START MATERIAL PROVIDED

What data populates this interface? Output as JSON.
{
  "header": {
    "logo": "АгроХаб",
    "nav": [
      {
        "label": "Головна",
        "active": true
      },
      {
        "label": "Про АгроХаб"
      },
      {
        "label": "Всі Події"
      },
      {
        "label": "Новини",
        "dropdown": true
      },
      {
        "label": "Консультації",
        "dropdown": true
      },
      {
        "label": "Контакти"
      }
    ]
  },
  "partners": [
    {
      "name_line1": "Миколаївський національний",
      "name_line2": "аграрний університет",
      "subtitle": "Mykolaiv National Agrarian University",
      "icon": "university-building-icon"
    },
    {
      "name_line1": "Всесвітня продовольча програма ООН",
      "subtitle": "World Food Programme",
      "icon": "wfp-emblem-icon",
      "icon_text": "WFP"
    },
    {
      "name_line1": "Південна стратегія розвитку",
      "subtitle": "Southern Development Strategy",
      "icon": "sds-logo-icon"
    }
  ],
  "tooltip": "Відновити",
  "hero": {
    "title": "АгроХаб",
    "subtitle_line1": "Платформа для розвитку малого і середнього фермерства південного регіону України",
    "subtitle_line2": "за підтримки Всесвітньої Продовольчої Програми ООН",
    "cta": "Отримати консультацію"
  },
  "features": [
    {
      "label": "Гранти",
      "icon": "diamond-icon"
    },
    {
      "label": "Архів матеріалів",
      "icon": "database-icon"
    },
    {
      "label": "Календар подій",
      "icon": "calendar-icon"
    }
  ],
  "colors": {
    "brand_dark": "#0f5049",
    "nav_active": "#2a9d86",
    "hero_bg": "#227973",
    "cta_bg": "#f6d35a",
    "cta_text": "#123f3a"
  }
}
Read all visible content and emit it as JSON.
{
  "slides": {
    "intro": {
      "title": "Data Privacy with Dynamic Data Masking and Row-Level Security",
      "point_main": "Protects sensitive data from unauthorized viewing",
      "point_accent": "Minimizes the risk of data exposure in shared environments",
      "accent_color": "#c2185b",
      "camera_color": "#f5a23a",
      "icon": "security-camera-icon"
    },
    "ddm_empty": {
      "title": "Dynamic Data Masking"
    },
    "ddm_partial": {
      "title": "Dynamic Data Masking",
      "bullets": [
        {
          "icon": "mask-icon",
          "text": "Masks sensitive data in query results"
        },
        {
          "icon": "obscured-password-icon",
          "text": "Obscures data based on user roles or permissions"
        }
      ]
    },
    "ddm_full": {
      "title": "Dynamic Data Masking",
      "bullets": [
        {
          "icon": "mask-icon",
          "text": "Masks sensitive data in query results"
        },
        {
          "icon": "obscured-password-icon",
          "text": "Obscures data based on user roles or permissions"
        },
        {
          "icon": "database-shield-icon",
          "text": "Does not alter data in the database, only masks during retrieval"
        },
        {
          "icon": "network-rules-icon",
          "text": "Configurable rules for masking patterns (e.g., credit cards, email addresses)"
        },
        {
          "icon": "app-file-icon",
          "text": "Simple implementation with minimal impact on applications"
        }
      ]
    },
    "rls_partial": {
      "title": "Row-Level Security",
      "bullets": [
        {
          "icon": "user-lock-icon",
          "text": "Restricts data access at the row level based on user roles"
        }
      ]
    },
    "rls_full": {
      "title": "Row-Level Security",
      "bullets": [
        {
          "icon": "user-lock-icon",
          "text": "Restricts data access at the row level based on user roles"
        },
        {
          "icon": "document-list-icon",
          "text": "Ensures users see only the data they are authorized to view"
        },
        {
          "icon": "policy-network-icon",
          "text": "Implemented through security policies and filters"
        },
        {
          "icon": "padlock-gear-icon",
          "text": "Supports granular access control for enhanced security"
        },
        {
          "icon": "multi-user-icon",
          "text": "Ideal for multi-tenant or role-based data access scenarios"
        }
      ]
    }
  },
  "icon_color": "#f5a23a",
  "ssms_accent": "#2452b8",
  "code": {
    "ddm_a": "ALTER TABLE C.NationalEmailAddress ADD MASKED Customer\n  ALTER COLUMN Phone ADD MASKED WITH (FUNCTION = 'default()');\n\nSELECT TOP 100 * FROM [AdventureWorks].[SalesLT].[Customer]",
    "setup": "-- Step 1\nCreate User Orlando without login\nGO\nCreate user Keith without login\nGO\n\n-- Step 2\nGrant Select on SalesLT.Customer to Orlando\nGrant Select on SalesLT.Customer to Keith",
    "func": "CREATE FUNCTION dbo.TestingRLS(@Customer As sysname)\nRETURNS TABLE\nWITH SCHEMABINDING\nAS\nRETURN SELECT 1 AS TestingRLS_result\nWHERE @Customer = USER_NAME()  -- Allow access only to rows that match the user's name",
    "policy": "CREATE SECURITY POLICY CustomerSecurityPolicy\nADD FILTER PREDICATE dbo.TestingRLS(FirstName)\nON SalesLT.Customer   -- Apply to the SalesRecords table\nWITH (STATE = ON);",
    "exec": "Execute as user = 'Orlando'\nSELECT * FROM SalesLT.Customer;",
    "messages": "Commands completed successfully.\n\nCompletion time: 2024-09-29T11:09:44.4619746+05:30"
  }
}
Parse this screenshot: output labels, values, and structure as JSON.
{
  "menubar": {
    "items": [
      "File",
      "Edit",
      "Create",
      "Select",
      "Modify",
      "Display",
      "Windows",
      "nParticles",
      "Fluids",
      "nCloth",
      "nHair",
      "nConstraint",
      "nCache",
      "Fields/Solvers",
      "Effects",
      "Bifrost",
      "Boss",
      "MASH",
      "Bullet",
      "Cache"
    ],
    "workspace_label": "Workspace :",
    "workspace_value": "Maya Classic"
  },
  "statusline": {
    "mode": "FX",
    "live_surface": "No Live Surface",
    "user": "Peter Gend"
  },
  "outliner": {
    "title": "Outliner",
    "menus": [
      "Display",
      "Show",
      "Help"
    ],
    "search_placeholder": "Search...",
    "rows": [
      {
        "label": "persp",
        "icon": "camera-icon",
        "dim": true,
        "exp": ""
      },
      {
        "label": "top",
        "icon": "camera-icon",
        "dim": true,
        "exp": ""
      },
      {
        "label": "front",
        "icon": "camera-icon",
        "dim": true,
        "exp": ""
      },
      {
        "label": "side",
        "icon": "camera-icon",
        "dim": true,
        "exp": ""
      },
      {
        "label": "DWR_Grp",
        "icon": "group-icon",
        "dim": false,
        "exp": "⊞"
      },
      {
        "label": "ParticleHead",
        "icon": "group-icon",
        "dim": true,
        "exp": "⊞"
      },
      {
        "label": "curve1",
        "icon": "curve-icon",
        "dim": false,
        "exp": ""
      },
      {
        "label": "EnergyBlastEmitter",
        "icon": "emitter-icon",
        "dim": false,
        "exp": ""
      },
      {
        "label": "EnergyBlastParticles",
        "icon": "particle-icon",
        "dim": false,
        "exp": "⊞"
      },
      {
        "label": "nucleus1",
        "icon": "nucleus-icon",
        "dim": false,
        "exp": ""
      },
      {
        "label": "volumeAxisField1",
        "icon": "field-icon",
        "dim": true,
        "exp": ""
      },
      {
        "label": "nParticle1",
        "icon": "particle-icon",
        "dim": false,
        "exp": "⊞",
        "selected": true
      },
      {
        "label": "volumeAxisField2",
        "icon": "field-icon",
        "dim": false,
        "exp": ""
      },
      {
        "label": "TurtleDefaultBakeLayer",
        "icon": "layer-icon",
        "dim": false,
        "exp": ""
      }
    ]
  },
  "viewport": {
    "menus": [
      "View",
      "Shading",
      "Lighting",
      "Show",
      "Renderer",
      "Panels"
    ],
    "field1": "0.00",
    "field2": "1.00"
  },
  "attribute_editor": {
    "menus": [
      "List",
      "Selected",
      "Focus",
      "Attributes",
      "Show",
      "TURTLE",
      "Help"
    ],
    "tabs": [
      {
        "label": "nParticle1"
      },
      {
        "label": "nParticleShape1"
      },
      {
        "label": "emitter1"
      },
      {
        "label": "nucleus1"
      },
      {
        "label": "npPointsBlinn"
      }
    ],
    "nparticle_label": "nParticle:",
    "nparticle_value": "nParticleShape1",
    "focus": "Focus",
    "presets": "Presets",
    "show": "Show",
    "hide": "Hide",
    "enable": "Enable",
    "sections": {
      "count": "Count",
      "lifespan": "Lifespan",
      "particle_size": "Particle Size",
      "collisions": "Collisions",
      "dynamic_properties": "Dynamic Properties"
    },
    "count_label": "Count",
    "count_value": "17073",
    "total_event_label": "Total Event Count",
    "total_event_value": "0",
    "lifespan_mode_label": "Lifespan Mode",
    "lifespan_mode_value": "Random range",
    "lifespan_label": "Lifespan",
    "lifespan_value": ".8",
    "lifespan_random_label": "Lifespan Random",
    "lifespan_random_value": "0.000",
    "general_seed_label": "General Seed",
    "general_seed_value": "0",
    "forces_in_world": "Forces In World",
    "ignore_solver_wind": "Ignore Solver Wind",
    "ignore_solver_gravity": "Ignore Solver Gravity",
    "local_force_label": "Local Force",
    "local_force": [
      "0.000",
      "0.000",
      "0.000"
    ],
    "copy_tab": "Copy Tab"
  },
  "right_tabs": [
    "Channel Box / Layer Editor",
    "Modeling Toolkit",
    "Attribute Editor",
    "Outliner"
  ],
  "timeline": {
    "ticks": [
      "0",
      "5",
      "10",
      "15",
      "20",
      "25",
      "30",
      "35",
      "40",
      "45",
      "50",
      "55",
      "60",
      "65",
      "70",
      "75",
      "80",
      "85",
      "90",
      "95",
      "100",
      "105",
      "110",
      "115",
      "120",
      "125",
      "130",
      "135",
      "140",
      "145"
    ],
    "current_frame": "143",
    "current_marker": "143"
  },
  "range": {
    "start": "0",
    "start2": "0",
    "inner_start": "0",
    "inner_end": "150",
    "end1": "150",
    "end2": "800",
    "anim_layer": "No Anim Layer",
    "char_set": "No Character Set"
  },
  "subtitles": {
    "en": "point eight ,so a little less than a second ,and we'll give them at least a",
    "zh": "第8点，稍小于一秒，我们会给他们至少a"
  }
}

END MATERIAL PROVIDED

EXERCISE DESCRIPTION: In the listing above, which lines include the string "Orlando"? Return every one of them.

OUTPUT FOR THIS TASK:
    "setup": "-- Step 1\nCreate User Orlando without login\nGO\nCreate user Keith without login\nGO\n\n-- Step 2\nGrant Select on SalesLT.Customer to Orlando\nGrant Select on SalesLT.Customer to Keith",
    "exec": "Execute as user = 'Orlando'\nSELECT * FROM SalesLT.Customer;",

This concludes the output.